Thai USA Takes The Exotic Out Of Thai
By Rosie, Pete &
There was a time when Thai food was hard
to find — at least in these parts – and considered
to be one of the more exotic dining experiences.
Well, it still remains on the exotic side for American palates,
but the folks at Huntington’s Thai USA have made the
experience as comfortable as dining at home. This small restaurant
is unpretentious, if not eccentric, in both décor and
attitude. A single dining room with 18 or so tables is livened
up with a few touches of the east – Buddha smiles knowingly
at the far end of the room, and a few decorative objects clue
one in that there’s Thai on the menu. Perhaps the most
telling touch, however, is the curtained, closet-sized area
filled with toys and playthings to keep young diners entertained.
Thai USA makes a point of welcoming families with young children,
and on any given night the folks at the next table could be
a couple on a date, a family with young children, or even
a pair of senior citizens. In fact, on a recent Thursday night
visit, a first date sat at the table next door, while the
table behind us included three generations of women.
The menu is likewise welcoming, despite the exotic flavors
and unexpected combinations. Specials are listed on a blackboard
and unlike many Asian restaurants, it is not overwhelming.
There are a few soups, three salads and a half-dozen appetizers
to start, and no more than two dozen entrees, including those
on the specials board.
Descriptions are simple, and as “Anglicized” as
possible, and to make things still easier, large symbols to
the left of each denote dishes as chicken, seafood, beef,
vegetarian, and so on.
A benchmark dish for any eastern restaurant, Chicken Satay
($5.50) is a tasty starter featuring tender strips of meat
in a pool of peanut dipping sauce and served with a refreshing
cucumber salad. The Blackened Tuna ($8.50) is almost obligatory
on Asian menus these days. This fresh tuna is coated in spices
and served with wasabi and Spicy Thai sauce.
Our favorite starter was the Paw Pia Sod ($5), a light and
refreshing hand roll combining shrimp, bean sprouts, tofu

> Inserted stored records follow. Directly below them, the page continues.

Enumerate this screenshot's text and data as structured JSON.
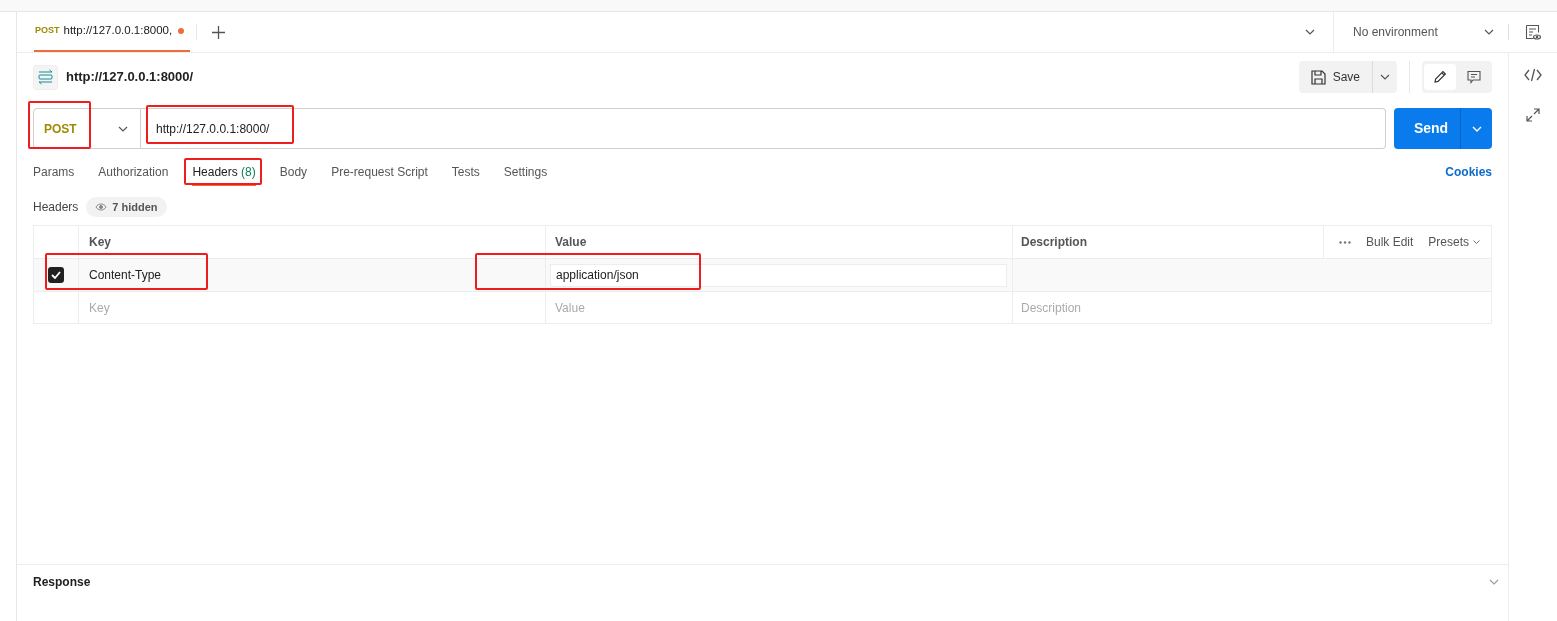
{
  "tab": {
    "method": "POST",
    "title": "http://127.0.0.1:8000,",
    "unsaved": true,
    "selected": true
  },
  "environment": {
    "label": "No environment"
  },
  "request": {
    "title": "http://127.0.0.1:8000/",
    "method": {
      "label": "POST",
      "highlighted": true
    },
    "url": {
      "value": "http://127.0.0.1:8000/",
      "highlighted": true
    },
    "save_label": "Save",
    "send_label": "Send",
    "mode_toggle": [
      {
        "kind": "edit",
        "selected": true
      },
      {
        "kind": "comment",
        "selected": false
      }
    ]
  },
  "tabs": [
    {
      "label": "Params",
      "selected": false,
      "highlighted": false
    },
    {
      "label": "Authorization",
      "selected": false,
      "highlighted": false
    },
    {
      "label": "Headers",
      "count": "(8)",
      "selected": true,
      "highlighted": true
    },
    {
      "label": "Body",
      "selected": false,
      "highlighted": false
    },
    {
      "label": "Pre-request Script",
      "selected": false,
      "highlighted": false
    },
    {
      "label": "Tests",
      "selected": false,
      "highlighted": false
    },
    {
      "label": "Settings",
      "selected": false,
      "highlighted": false
    }
  ],
  "cookies_link": "Cookies",
  "headers": {
    "title": "Headers",
    "hidden_badge": "7 hidden",
    "columns": [
      "Key",
      "Value",
      "Description"
    ],
    "actions": [
      "Bulk Edit",
      "Presets"
    ],
    "rows": [
      {
        "checked": true,
        "key": "Content-Type",
        "value": "application/json",
        "key_highlighted": true,
        "value_highlighted": true
      }
    ],
    "empty_row": [
      {
        "placeholder": "Key"
      },
      {
        "placeholder": "Value"
      },
      {
        "placeholder": "Description"
      }
    ]
  },
  "response": {
    "title": "Response"
  }
}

and scallion wrapped in a rice “paper” roll, stacked
with slices of oversized radishes, and brushed with plum sauce.
Delightfully light and cool, it is a visual treat as well.
Entrees were a tougher choice. We were tempted by the Sea
Bass in Tamarind Sauce ($18.50) from the specials menu, but
with Pia Tamarind on the regular menu ($15), featuring catfish
or salmon filet, we were assured that we’ll always be
able to find a seafood entree with this delicious spicy sauce.
So we set our sights on other entrees.
Seafood Curry ($15) was a a warming, broth of red curry and
coconut, swimming with chunks of salmon, tuna, shrimp and
scallops and served with rice. An excellent choice for spice
The beef lover among our trio went with the Pad Se-ew
($10.50), a hearty stir-fry of beef slices with broccoli and
The star of the night was the Moo-Yum ($14) off the specials
menu, a citrusy and fruity combo of grilled, marinated pork
loin with fresh ginger, oranges slices, tomato, cashew nuts
and lime sauce. We don’t know what “yum”
means in Thailand, but Moo-Yum was yummy.
We were tempted to try what we hear is the house specialty
— Roasted Duck. The Ped Op Krop ($18.50) — crisp
boneless duck with purple plum, chili and a mint ginger sauce
– is from the regular menu, while the specials board
listed a Roast Duckling Curry ($16) with fresh pineapple,
tomato and veggies.
Service was sincere — if harried – and Thai USA
rates high on our all important comfort level. We’ll
return, and we’ll recommend it.
273 New York Avenue
(631) 427-8464Cuisine: Thai
Atmosphere: Casual / kid friendly
Prince range: Moderate
Lunch Wed. through
Friday from noon;
Dinner from 5 p.m. / Tues.